> **Information given**:

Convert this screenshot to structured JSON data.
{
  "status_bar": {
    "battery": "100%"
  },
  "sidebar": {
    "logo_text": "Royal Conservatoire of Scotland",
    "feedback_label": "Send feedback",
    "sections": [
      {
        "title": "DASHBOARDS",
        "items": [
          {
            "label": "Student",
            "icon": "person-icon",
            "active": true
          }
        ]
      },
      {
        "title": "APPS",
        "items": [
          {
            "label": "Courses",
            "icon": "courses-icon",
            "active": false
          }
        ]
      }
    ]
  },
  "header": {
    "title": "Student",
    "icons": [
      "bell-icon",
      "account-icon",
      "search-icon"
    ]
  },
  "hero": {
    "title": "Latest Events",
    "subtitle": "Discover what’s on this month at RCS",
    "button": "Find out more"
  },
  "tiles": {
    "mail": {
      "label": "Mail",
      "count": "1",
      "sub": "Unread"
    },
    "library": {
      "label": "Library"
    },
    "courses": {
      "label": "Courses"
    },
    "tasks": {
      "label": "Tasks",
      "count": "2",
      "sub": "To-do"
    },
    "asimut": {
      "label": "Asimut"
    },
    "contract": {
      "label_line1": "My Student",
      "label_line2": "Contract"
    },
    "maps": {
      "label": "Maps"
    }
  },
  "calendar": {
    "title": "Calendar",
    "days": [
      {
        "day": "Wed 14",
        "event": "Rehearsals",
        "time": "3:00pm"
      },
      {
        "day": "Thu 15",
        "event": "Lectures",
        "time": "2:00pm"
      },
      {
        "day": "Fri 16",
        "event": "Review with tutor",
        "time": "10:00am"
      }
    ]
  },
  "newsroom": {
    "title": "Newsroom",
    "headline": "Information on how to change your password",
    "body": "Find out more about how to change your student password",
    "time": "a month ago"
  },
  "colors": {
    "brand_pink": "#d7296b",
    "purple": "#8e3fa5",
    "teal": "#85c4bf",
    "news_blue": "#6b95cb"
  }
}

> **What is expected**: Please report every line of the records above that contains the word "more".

> **Solution below**:
    "button": "Find out more"
    "body": "Find out more about how to change your student password",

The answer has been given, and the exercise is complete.